The caveat: What investors need to watch our for is the future trend in interest rates. Despite the move to make the returns on small savings schemes market-linked since 2016, the actual implementation has been patchy. The interest rates on the schemes are reset every quarter but the link to the yields of comparable government securities has not really been maintained. This is likely to change from the first quarter of financial year 2020-21, going by the signals coming from the finance ministry, when greater linkage with government security yields is expected.
A combination of abundant liquidity in the banking system, higher demand for government securities from banks as credit growth remains weak and the government’s efforts to maintain fiscal discipline may mean the government security yields may be in check. This will limit the possibility of earning a higher interest on small savings schemes, if they are strictly aligned to government security yields going forward.

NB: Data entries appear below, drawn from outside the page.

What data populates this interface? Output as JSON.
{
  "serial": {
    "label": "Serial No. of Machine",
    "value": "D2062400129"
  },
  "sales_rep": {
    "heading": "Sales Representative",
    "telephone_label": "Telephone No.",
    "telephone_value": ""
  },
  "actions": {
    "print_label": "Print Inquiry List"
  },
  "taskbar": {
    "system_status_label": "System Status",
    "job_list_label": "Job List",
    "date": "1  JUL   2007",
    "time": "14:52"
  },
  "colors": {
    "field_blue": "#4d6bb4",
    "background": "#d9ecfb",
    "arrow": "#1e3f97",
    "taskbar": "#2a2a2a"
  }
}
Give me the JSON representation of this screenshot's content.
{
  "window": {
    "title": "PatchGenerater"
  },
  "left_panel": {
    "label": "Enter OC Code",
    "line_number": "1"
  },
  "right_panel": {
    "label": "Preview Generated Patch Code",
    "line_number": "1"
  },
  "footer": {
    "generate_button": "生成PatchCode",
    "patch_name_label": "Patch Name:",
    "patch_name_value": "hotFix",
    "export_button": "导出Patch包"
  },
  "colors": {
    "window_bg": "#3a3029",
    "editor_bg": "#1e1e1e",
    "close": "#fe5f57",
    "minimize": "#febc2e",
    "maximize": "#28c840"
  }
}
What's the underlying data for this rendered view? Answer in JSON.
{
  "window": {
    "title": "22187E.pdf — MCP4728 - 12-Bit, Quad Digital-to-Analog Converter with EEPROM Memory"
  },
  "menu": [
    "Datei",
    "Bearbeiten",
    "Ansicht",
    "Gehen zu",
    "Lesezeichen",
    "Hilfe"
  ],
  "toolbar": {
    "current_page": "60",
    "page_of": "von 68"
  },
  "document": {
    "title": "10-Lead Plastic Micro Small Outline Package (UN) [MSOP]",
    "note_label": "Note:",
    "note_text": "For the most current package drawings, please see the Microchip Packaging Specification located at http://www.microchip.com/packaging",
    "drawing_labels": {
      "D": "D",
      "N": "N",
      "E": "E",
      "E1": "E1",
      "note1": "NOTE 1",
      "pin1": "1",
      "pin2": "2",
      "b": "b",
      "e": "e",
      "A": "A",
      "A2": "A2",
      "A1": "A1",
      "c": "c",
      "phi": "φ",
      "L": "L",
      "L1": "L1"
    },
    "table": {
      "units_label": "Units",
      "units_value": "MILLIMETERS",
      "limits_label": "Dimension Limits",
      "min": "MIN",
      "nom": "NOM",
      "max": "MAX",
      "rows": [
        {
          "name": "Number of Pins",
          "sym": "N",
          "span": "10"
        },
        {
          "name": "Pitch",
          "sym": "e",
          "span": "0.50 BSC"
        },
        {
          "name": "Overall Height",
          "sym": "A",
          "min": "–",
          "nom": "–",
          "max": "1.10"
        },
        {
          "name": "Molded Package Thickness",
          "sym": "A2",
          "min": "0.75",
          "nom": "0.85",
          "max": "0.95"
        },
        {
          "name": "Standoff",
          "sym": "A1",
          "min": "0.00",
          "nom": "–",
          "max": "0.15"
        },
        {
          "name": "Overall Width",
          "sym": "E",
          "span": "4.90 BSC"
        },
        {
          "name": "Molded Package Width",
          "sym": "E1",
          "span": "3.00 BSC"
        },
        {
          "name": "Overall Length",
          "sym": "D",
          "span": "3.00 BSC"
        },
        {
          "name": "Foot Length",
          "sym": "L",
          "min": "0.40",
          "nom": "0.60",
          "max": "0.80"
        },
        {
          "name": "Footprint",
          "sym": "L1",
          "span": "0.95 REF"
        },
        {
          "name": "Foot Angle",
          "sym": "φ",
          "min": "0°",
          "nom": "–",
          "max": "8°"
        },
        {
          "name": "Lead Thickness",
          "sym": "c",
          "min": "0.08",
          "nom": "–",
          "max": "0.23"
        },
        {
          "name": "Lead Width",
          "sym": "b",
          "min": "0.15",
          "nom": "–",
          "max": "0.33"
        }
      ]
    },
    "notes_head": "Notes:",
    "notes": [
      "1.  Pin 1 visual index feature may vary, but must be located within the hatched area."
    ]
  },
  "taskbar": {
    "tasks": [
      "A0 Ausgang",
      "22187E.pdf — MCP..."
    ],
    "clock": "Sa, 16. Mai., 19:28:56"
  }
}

Should you go for debt mutual funds instead?
Investors who are not hung up about guaranteed returns should consider investing in short-term debt funds that have good risk management in place for their goals that are three to five years away.
Specific debt funds are expected to benefit, thanks to a recent RBI announcement. In the last monetary policy committee meeting held on 6 February, 2020, RBI introduced long-term repo operation (LTRO), which is another tool to enable better monetary policy rate transmission. LTRO will allow banks to borrow for one- and three-year periods at the policy repo rate of 5.15%. “It gives banks committed money at the repo rate of 5.15% for one or three years. This move is expected to push short-term yields in the one-, three- and five-year spaces down,” said Arvind Chari, head, fixed income, Quantum Advisors Pvt. Ltd. The corporate bond yields are also likely to come down, he added.
“Debt funds that are positioned at the front end of the yield curve will benefit from this move,” said Chari. Short duration funds, dynamic funds that invest in bonds of similar tenures, corporate bond funds and bank and PSU funds are expected to benefit as yields come down and the price of existing bonds go up.
These are funds that investors should consider for their core portfolio for the competitive post-tax gains they generate. Long-term capital gains from debt funds are taxed at 20% but the tax payable comes down with the benefit of indexation, making them a good investment choice.
“Investors must be wary of chasing high YTMs (yields-to-maturity) and high returns in debt funds. They should instead evaluate the debt fund portfolio to understand the risks either on their own or work with an adviser who is able to do it for them,” said Rego.
The Bharat Bond Exchange-Traded Fund (ETF), which allows investors to tie in the yields at the time of making the investment if they hold to maturity, is a tax-efficient alternative for investors in bank fixed deposits (FDs), now that the Section 80C benefit on five-year FDs has also been made optional. With yields of 7.34% for the 10-year ETF and 6.37% for the three-year version, Bharat Bond ETF scores over bank FDs of similar tenors in terms of returns. Since they have a portfolio of government-backed bonds, the investors’ need for safety is also taken care of.
Unlike equity investments where mutual funds are the preferred vehicle for retail investors, for their debt allocations, investors first like to exhaust the traditional investment avenues that provide guaranteed returns before considering debt funds. With the tax shield coming off, many of these investments are now vulnerable on the return metric and this is where well-managed, high-quality and short-term funds can make their space in investors’ portfolio.